▶ [Work to complete] Output each entry verbatim.
(Source data)
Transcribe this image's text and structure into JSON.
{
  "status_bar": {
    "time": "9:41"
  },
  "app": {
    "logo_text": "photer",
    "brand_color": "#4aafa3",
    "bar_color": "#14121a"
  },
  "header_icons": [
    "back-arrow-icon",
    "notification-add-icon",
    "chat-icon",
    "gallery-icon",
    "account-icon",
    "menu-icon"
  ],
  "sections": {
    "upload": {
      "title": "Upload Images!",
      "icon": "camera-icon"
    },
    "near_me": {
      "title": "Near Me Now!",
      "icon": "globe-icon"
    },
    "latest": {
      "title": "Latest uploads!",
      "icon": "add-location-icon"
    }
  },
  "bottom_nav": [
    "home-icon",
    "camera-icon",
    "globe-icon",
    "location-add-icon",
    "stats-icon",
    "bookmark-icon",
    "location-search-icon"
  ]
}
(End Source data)
▶ [Output of the exercise]
Transcribe this image's text and structure into JSON.
{
  "status_bar": {
    "time": "9:41"
  },
  "app": {
    "logo_text": "photer",
    "brand_color": "#4aafa3",
    "bar_color": "#14121a"
  },
  "header_icons": [
    "back-arrow-icon",
    "notification-add-icon",
    "chat-icon",
    "gallery-icon",
    "account-icon",
    "menu-icon"
  ],
  "sections": {
    "upload": {
      "title": "Upload Images!",
      "icon": "camera-icon"
    },
    "near_me": {
      "title": "Near Me Now!",
      "icon": "globe-icon"
    },
    "latest": {
      "title": "Latest uploads!",
      "icon": "add-location-icon"
    }
  },
  "bottom_nav": [
    "home-icon",
    "camera-icon",
    "globe-icon",
    "location-add-icon",
    "stats-icon",
    "bookmark-icon",
    "location-search-icon"
  ]
}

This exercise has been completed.